This book examines the entire corpus of Margaret Laurence’s writings from the point of view of the ambiguities and paradoxes that are an inherent feature of her work. This indeterminacy of meaning reflects the profoundly ambivalent attitude with which Laurence explored the issues dramatized in her books, foremost among which is that of individual and cultural identity. In the course of a series of close analyses of individual texts, it is argued that Laurence’s vision tends to articulate itself through what appear to be irreconcilable oppositions, but that these oppositions are subjected to processes of symbolic mediation as the writer pursues their implications. Laurence’s works can therefore best be approached dialectically, in terms of the radically different conceptions of life they simultaneously convey, and of the effort to arbitrate their conflicting claims through the act of writing itself.
Bern, Berlin, Bruxelles, Frankfurt/M., New York, Oxford, Wien, 2002. 212 pp.
Contents: Self-Distancing in Laurence’s Travel Writings – Language and Alienation in This Side Jordan – The
Limits of Community in The Tomorrow-Tamer – Negotiating Contraries in The Stone Angel – Liberating Voices in
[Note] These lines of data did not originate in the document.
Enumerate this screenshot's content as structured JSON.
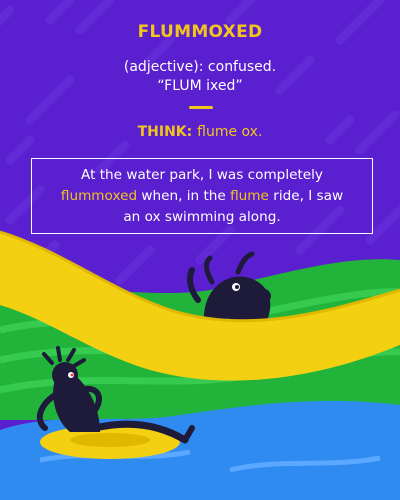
{
  "card": {
    "word": "FLUMMOXED",
    "part_of_speech_line": "(adjective): confused.",
    "pronunciation": "“FLUM ixed”",
    "think_label": "THINK:",
    "think_text": "flume ox.",
    "sentence": {
      "part1": "At the water park, I was completely",
      "highlight1": "flummoxed",
      "part2": " when, in the ",
      "highlight2": "flume",
      "part3": " ride, I saw",
      "part4": "an ox swimming along."
    }
  },
  "colors": {
    "background": "#5a1fcf",
    "accent_yellow": "#f2c51c",
    "text_white": "#ffffff",
    "grass_green": "#22b43a",
    "water_blue": "#2f8bf0",
    "slide_yellow": "#f4d012",
    "figure_dark": "#1e1a3a"
  }
}
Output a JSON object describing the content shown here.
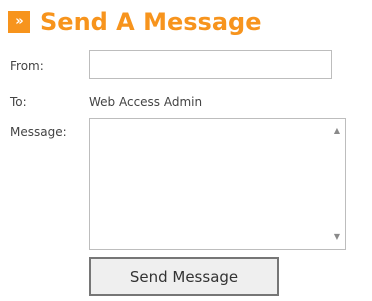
{
  "header": {
    "icon": "double-chevron-right-icon",
    "icon_glyph": "»",
    "title": "Send A Message",
    "accent_color": "#f7941d"
  },
  "form": {
    "from_label": "From:",
    "from_value": "",
    "to_label": "To:",
    "to_value": "Web Access Admin",
    "message_label": "Message:",
    "message_value": "",
    "submit_label": "Send Message"
  },
  "scrollbar": {
    "up_icon": "scroll-up-arrow-icon",
    "up_glyph": "▲",
    "down_icon": "scroll-down-arrow-icon",
    "down_glyph": "▼"
  }
}
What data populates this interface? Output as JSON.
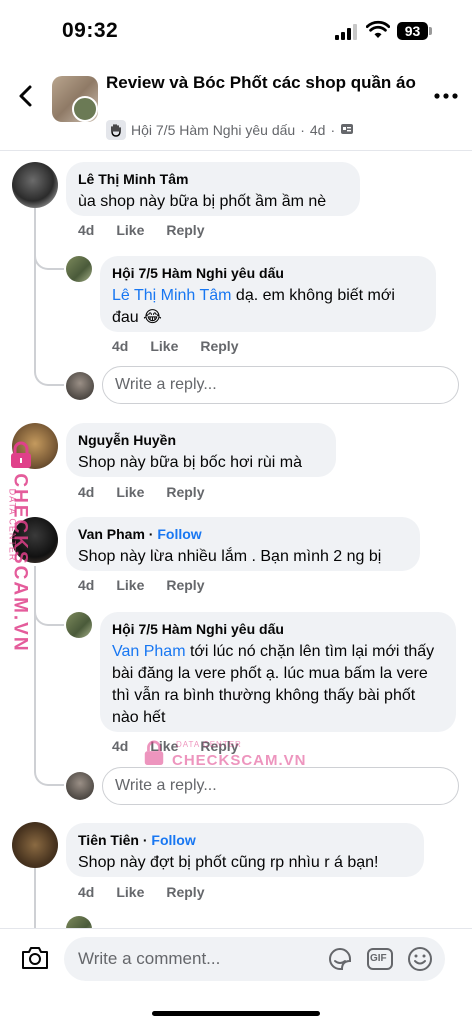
{
  "status_bar": {
    "time": "09:32",
    "battery": "93"
  },
  "header": {
    "title": "Review và Bóc Phốt các shop quần áo",
    "author": "Hội 7/5 Hàm Nghi yêu dấu",
    "age": "4d",
    "separator": "·"
  },
  "comments": [
    {
      "author": "Lê Thị Minh Tâm",
      "text": "ùa shop này bữa bị phốt ầm ầm nè",
      "age": "4d",
      "like": "Like",
      "reply": "Reply",
      "replies": [
        {
          "author": "Hội 7/5 Hàm Nghi yêu dấu",
          "mention": "Lê Thị Minh Tâm",
          "text": " dạ. em không biết mới đau 😂",
          "age": "4d",
          "like": "Like",
          "reply": "Reply"
        }
      ],
      "reply_placeholder": "Write a reply..."
    },
    {
      "author": "Nguyễn Huyền",
      "text": "Shop này bữa bị bốc hơi rùi mà",
      "age": "4d",
      "like": "Like",
      "reply": "Reply"
    },
    {
      "author": "Van Pham",
      "follow": "Follow",
      "text": "Shop này lừa nhiều lắm . Bạn mình 2 ng bị",
      "age": "4d",
      "like": "Like",
      "reply": "Reply",
      "replies": [
        {
          "author": "Hội 7/5 Hàm Nghi yêu dấu",
          "mention": "Van Pham",
          "text": " tới lúc nó chặn lên tìm lại mới thấy bài đăng la vere phốt ạ. lúc mua bấm la vere thì vẫn ra bình thường không thấy bài phốt nào hết",
          "age": "4d",
          "like": "Like",
          "reply": "Reply"
        }
      ],
      "reply_placeholder": "Write a reply..."
    },
    {
      "author": "Tiên Tiên",
      "follow": "Follow",
      "text": "Shop này đợt bị phốt cũng rp nhìu r á bạn!",
      "age": "4d",
      "like": "Like",
      "reply": "Reply"
    }
  ],
  "watermark": {
    "brand": "CHECKSCAM.VN",
    "tagline": "DATA CENTER"
  },
  "composer": {
    "placeholder": "Write a comment...",
    "gif": "GIF"
  },
  "colors": {
    "accent": "#1877f2",
    "bubble": "#f0f2f5",
    "muted": "#65676b",
    "watermark": "#e0408a"
  }
}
AJest of God – The Fire-Dwellers and A Jest of God – Order and Anarchy in ABird in
the House – The River of Paradox in The Diviners.